### Exercise details
Every record, from the first line to the last, needs to be given again exactly.

Dataset rows for apps and sites:
────────────────
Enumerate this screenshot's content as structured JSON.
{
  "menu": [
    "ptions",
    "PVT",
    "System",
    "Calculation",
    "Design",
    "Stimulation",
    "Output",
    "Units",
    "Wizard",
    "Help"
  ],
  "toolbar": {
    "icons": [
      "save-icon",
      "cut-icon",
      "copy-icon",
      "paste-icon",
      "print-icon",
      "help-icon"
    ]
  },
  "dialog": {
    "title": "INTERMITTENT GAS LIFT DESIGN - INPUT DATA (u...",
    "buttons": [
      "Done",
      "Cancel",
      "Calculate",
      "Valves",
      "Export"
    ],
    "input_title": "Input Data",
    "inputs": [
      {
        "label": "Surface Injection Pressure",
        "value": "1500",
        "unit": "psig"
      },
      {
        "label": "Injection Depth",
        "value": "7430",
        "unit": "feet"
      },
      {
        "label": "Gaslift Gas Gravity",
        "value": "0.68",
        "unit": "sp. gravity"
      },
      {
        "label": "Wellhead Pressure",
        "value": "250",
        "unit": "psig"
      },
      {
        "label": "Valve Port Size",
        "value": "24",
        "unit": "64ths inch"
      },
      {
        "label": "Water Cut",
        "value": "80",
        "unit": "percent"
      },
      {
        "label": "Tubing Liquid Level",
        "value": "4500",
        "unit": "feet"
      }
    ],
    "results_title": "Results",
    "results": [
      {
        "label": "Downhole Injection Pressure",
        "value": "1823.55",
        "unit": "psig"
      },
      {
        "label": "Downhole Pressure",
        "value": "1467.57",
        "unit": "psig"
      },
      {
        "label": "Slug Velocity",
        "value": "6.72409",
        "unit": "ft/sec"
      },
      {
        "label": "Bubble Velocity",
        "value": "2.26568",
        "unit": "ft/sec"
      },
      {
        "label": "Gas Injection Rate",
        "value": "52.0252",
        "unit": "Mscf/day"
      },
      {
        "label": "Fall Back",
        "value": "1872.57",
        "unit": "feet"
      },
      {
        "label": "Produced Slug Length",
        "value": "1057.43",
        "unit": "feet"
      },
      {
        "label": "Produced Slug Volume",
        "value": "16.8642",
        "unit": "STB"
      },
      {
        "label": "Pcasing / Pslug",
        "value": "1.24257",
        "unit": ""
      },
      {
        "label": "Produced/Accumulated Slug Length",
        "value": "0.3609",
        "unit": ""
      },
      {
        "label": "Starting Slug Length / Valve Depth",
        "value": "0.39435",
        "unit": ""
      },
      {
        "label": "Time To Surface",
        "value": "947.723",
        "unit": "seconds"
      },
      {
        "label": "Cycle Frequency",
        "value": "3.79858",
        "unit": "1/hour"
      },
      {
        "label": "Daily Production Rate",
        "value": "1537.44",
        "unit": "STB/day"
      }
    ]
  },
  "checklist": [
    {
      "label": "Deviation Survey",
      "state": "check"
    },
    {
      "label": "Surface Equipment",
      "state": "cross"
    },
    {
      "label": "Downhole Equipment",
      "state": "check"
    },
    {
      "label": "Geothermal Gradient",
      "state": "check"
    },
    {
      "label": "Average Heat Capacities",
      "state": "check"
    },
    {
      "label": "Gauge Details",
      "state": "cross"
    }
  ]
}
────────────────
### Result of the exercise
Enumerate this screenshot's content as structured JSON.
{
  "menu": [
    "ptions",
    "PVT",
    "System",
    "Calculation",
    "Design",
    "Stimulation",
    "Output",
    "Units",
    "Wizard",
    "Help"
  ],
  "toolbar": {
    "icons": [
      "save-icon",
      "cut-icon",
      "copy-icon",
      "paste-icon",
      "print-icon",
      "help-icon"
    ]
  },
  "dialog": {
    "title": "INTERMITTENT GAS LIFT DESIGN - INPUT DATA (u...",
    "buttons": [
      "Done",
      "Cancel",
      "Calculate",
      "Valves",
      "Export"
    ],
    "input_title": "Input Data",
    "inputs": [
      {
        "label": "Surface Injection Pressure",
        "value": "1500",
        "unit": "psig"
      },
      {
        "label": "Injection Depth",
        "value": "7430",
        "unit": "feet"
      },
      {
        "label": "Gaslift Gas Gravity",
        "value": "0.68",
        "unit": "sp. gravity"
      },
      {
        "label": "Wellhead Pressure",
        "value": "250",
        "unit": "psig"
      },
      {
        "label": "Valve Port Size",
        "value": "24",
        "unit": "64ths inch"
      },
      {
        "label": "Water Cut",
        "value": "80",
        "unit": "percent"
      },
      {
        "label": "Tubing Liquid Level",
        "value": "4500",
        "unit": "feet"
      }
    ],
    "results_title": "Results",
    "results": [
      {
        "label": "Downhole Injection Pressure",
        "value": "1823.55",
        "unit": "psig"
      },
      {
        "label": "Downhole Pressure",
        "value": "1467.57",
        "unit": "psig"
      },
      {
        "label": "Slug Velocity",
        "value": "6.72409",
        "unit": "ft/sec"
      },
      {
        "label": "Bubble Velocity",
        "value": "2.26568",
        "unit": "ft/sec"
      },
      {
        "label": "Gas Injection Rate",
        "value": "52.0252",
        "unit": "Mscf/day"
      },
      {
        "label": "Fall Back",
        "value": "1872.57",
        "unit": "feet"
      },
      {
        "label": "Produced Slug Length",
        "value": "1057.43",
        "unit": "feet"
      },
      {
        "label": "Produced Slug Volume",
        "value": "16.8642",
        "unit": "STB"
      },
      {
        "label": "Pcasing / Pslug",
        "value": "1.24257",
        "unit": ""
      },
      {
        "label": "Produced/Accumulated Slug Length",
        "value": "0.3609",
        "unit": ""
      },
      {
        "label": "Starting Slug Length / Valve Depth",
        "value": "0.39435",
        "unit": ""
      },
      {
        "label": "Time To Surface",
        "value": "947.723",
        "unit": "seconds"
      },
      {
        "label": "Cycle Frequency",
        "value": "3.79858",
        "unit": "1/hour"
      },
      {
        "label": "Daily Production Rate",
        "value": "1537.44",
        "unit": "STB/day"
      }
    ]
  },
  "checklist": [
    {
      "label": "Deviation Survey",
      "state": "check"
    },
    {
      "label": "Surface Equipment",
      "state": "cross"
    },
    {
      "label": "Downhole Equipment",
      "state": "check"
    },
    {
      "label": "Geothermal Gradient",
      "state": "check"
    },
    {
      "label": "Average Heat Capacities",
      "state": "check"
    },
    {
      "label": "Gauge Details",
      "state": "cross"
    }
  ]
}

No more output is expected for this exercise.